# Your goal
The required output is a single number: how many lines of the material contain the string "icon".

# Provided data
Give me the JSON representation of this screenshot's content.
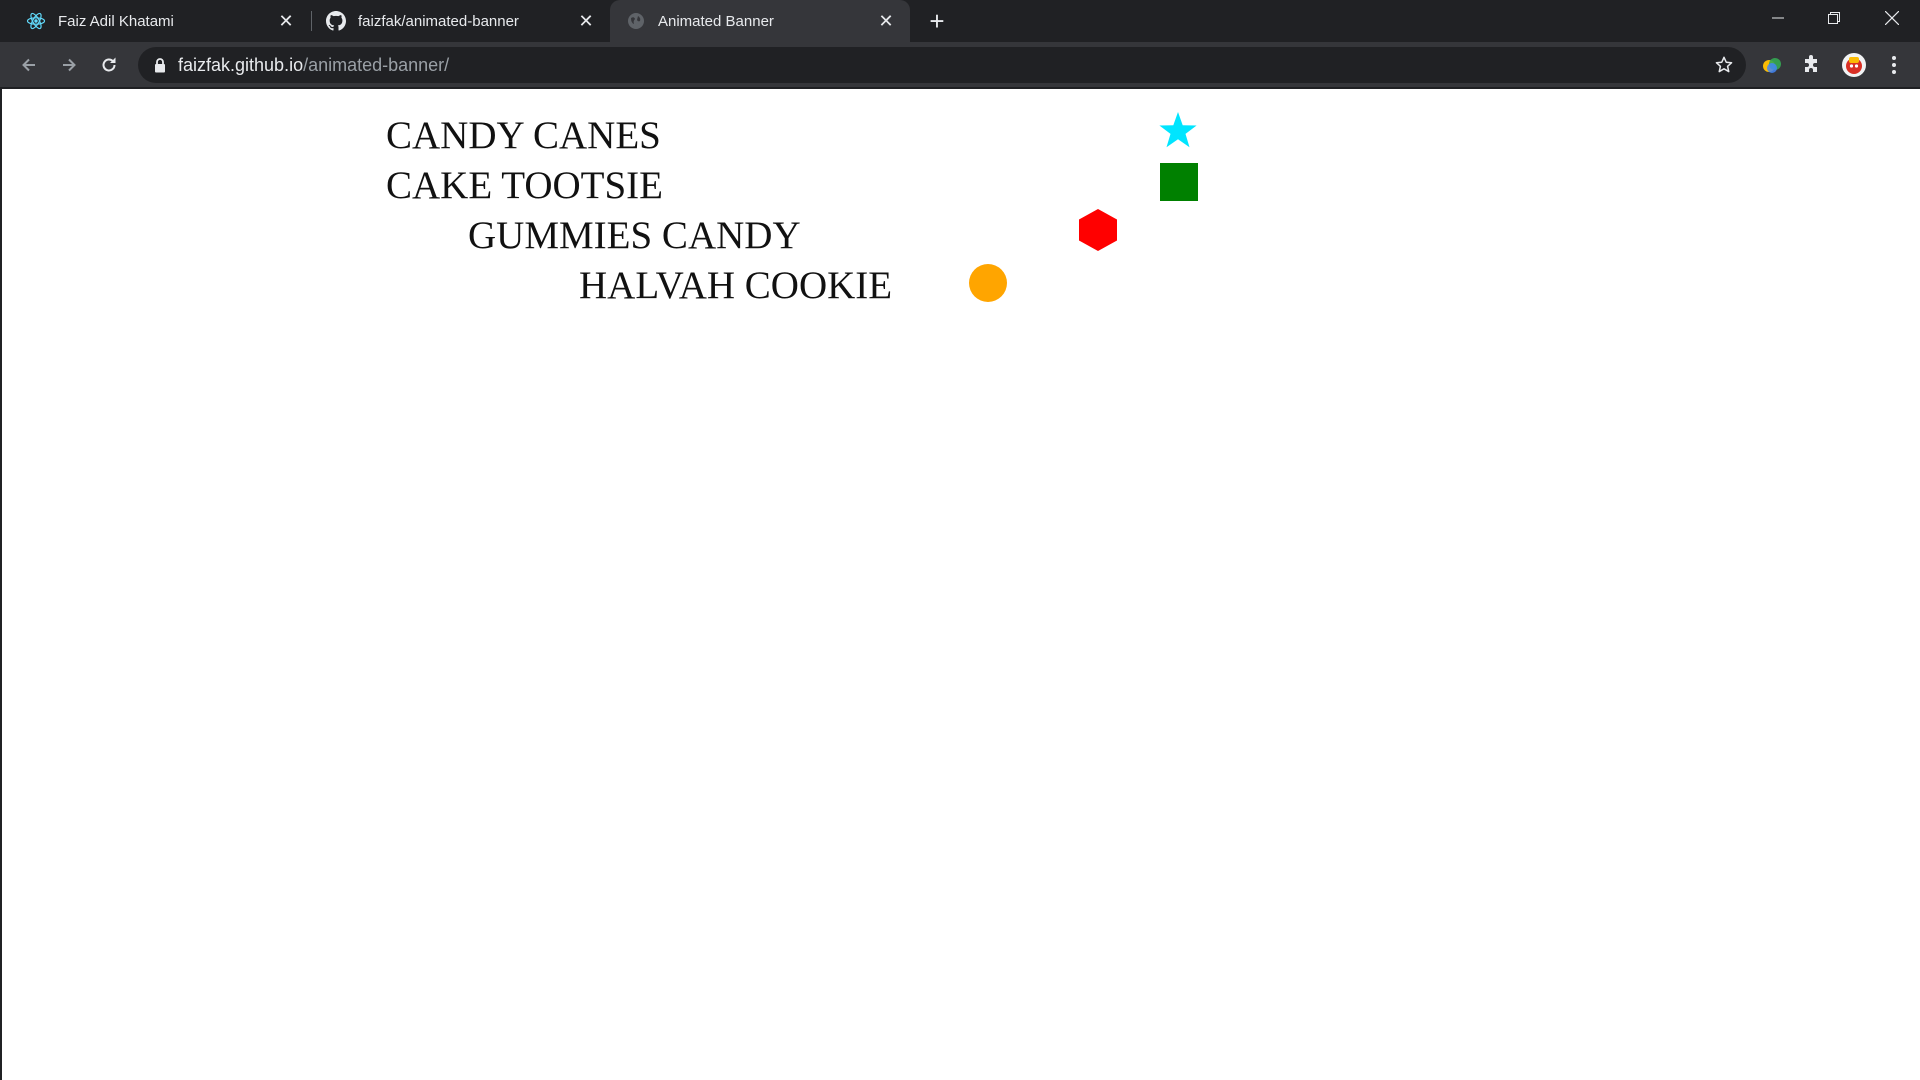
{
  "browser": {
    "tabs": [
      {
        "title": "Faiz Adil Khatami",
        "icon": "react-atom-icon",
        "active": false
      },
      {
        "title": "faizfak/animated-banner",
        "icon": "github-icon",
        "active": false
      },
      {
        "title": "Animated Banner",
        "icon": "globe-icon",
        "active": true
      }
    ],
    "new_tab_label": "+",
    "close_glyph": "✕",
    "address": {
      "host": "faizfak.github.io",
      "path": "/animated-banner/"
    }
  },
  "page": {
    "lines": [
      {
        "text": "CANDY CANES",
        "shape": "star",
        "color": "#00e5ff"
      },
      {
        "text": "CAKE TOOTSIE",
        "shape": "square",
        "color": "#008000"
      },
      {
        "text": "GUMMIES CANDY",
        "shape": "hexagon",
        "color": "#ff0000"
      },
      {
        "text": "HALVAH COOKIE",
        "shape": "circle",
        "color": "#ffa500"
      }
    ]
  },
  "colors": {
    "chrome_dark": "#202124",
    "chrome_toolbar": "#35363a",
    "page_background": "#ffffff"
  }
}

# Answer box
3